LEARNING FROM THE GLOBAL SOUTH
A well-attended meeting this morning at the Training Centre for International Cooperation with Jayati Ghosh, professor of economics at the University of New Delhi.
Social mobility and inequality as interconnected elements: only intervention on global inequalities, too often caused by the rigidity of international economic agreements that limit the sovereignty of countries, can help to address local inequalities and ensure social mobility.
The global economy is interdependent, and a “different” look is necessary in order to know ourselves and our economies: this was the introduction by Mauro Cereghini presenting the meeting with Jayati Ghosh, Indian economist who discussed social mobility drawing from the many experiences - negative and positive - of the so-called "Global South".
Social mobility is an essential element to allow full expression of the human potential and foster social cohesion, but globally in the last thirty years inequality has increased and social mobility has decreased.
Inequality is not a necessary cost of economic growth, as we often hear, on the contrary, we can see how often it discourages economic growth.
To reduce inequality, and therefore enable effective social mobility, it is necessary to pursue policies related to a strong welfare state capable of acting on behalf of its citizens. In particular, access to quality education, including secondary and university education; expansion of the formal employment sector; investment in social protection programmes; promotion of universal access to food; increased female participation in the labour market; effective urban planning.

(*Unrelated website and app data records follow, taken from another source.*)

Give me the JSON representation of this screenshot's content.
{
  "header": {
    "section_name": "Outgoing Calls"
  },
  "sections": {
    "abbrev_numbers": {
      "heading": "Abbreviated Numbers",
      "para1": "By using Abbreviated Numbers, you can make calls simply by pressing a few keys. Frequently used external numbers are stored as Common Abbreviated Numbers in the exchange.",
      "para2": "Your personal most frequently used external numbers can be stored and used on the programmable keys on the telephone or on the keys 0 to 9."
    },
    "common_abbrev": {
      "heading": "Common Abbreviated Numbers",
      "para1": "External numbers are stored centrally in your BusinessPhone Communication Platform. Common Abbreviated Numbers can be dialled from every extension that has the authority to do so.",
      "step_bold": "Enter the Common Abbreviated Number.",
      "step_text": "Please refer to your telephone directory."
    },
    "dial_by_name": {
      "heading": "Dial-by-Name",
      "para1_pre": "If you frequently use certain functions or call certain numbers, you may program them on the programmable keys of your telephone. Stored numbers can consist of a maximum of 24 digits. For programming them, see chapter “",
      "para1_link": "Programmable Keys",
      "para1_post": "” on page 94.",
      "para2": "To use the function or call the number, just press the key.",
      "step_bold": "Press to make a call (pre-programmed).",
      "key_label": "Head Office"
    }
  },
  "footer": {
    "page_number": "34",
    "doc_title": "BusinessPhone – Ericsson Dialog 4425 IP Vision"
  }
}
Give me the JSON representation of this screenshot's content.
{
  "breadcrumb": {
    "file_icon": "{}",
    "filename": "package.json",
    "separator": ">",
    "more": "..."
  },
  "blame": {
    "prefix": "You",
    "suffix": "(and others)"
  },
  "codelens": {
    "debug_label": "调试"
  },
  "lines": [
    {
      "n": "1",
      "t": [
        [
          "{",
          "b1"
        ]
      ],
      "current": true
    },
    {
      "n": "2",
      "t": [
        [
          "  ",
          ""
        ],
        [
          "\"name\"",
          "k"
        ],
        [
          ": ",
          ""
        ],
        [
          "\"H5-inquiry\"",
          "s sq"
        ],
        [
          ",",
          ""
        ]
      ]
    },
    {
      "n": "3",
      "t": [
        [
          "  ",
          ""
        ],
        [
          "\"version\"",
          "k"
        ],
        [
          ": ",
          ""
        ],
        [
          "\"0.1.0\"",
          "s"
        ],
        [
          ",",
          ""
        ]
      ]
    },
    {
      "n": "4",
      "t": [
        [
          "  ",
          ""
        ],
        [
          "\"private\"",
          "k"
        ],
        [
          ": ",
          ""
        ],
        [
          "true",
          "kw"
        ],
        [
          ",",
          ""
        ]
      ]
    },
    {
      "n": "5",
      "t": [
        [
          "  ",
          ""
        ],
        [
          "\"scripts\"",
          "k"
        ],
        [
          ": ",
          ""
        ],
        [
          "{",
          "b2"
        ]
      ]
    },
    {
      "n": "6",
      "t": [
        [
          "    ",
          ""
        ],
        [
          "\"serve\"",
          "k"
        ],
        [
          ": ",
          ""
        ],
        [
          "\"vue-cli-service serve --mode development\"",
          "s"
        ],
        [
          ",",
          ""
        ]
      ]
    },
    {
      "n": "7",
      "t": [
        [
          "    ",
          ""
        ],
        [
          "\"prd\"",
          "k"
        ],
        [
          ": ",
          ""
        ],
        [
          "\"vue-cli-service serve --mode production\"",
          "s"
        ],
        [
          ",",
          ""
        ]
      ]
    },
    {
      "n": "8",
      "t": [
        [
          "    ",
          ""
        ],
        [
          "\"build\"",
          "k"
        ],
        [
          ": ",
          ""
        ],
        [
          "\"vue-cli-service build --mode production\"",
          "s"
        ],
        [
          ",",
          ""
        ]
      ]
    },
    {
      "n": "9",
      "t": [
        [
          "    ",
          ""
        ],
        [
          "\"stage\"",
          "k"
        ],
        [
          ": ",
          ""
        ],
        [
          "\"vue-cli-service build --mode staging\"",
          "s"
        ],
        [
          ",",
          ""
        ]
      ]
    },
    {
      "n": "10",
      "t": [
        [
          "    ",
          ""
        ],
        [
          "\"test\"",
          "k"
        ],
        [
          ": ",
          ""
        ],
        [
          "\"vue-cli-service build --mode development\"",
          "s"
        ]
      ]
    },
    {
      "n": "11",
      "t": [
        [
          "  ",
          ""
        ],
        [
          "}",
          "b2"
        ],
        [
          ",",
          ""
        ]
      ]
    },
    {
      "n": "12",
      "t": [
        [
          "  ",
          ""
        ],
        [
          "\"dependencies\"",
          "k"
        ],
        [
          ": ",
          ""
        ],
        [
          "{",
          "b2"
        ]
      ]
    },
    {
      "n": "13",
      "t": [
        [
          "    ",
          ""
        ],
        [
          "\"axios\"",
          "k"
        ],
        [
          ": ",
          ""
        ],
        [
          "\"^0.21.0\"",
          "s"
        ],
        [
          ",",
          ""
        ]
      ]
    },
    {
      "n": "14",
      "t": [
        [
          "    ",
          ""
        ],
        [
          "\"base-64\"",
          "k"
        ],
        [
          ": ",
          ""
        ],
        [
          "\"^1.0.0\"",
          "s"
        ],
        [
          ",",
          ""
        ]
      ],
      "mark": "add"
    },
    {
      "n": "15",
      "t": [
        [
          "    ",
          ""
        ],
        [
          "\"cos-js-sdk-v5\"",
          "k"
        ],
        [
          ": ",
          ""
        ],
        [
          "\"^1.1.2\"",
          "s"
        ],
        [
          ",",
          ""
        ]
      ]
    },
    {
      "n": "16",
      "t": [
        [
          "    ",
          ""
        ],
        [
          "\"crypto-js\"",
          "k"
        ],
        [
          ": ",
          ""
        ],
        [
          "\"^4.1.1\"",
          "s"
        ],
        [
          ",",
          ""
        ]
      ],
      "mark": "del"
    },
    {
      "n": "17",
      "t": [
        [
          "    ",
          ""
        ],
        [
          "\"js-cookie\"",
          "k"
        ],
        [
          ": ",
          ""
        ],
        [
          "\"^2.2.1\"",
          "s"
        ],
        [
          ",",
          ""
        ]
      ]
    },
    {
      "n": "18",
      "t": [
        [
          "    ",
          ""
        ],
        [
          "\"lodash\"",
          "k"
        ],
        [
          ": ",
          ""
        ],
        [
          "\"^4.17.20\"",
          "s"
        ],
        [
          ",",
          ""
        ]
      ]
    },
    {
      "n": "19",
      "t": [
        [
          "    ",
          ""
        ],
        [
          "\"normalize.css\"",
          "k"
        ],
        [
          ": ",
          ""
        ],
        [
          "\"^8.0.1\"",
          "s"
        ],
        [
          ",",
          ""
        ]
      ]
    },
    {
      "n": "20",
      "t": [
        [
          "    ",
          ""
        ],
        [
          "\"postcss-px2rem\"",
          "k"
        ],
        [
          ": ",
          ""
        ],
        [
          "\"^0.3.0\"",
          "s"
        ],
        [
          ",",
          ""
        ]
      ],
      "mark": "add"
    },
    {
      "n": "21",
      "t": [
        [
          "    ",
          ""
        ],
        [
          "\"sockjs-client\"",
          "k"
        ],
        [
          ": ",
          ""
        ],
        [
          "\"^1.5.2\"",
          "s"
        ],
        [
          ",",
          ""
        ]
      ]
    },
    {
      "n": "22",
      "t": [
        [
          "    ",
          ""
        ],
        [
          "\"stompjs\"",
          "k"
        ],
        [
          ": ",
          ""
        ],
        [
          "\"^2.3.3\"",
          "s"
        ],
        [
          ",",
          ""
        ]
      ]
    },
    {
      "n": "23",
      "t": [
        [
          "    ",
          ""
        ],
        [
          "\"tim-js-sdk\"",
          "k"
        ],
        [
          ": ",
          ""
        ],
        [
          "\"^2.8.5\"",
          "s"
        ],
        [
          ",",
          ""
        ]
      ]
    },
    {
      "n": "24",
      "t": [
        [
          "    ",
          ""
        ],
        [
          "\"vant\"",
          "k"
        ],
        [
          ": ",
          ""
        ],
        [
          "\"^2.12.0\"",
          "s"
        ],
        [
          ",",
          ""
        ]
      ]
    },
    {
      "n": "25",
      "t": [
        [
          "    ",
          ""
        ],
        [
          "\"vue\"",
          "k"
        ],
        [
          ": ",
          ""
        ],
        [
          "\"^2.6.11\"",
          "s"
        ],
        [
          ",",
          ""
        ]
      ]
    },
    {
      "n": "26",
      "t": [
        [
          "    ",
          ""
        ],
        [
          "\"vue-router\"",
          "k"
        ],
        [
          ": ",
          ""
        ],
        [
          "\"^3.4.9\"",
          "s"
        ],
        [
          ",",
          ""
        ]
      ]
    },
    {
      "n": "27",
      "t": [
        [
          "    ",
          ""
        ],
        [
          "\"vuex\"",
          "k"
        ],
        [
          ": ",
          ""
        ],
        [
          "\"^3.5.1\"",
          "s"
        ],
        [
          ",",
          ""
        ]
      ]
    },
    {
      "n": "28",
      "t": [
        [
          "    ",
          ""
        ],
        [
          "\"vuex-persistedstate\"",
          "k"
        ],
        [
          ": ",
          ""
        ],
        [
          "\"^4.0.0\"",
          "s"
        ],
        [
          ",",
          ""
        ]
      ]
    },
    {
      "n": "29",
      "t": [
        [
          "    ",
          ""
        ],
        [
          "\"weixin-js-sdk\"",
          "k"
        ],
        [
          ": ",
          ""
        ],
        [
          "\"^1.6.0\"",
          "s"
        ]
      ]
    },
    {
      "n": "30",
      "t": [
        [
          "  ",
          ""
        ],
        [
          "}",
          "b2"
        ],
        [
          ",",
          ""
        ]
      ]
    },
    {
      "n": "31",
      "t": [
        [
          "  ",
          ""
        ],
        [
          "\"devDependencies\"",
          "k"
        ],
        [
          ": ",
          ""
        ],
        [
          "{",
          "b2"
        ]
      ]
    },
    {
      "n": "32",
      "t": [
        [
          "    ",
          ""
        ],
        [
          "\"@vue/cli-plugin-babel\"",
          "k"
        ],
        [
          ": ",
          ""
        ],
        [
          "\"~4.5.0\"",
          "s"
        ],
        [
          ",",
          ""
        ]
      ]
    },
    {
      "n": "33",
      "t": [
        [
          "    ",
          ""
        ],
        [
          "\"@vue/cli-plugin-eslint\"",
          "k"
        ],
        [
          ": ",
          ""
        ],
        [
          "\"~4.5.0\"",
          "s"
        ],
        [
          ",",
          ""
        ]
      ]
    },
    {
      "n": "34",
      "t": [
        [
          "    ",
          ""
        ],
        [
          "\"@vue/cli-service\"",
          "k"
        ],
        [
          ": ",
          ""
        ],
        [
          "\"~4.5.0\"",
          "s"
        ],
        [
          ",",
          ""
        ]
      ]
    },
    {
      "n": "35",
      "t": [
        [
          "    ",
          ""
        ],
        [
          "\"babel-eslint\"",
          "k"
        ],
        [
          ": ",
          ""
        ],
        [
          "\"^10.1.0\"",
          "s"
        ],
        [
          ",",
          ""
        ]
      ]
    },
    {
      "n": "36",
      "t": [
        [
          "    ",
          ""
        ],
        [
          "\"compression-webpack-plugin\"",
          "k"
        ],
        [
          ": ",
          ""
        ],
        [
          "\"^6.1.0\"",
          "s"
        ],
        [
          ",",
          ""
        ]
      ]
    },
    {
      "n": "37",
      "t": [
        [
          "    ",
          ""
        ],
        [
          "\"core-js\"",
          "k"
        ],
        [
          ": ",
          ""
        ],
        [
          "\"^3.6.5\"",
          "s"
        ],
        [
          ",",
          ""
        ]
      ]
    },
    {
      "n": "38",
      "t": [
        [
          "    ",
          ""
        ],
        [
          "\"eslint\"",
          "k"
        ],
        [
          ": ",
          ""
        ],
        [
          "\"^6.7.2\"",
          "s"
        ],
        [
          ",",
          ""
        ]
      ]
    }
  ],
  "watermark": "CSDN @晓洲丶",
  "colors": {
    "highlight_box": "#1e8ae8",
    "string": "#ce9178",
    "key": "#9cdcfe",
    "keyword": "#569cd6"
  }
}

These policies have been put in place in several Latin American countries, along with taxation of large companies and major renegotiation of royalties that corporations impose on the exploitation of natural resources.
There are many positive examples illustrated by the Indian professor, from Africa, Latin America and Asia, and all struggle to deal with international agreements aimed more at protecting capital and profit rather than expanding both economic growth and rights.
In conclusion, Jayati Ghosh stressed that to improve social mobility in the world it is necessary to act internationally, and this is a responsibility of every country and every European citizen.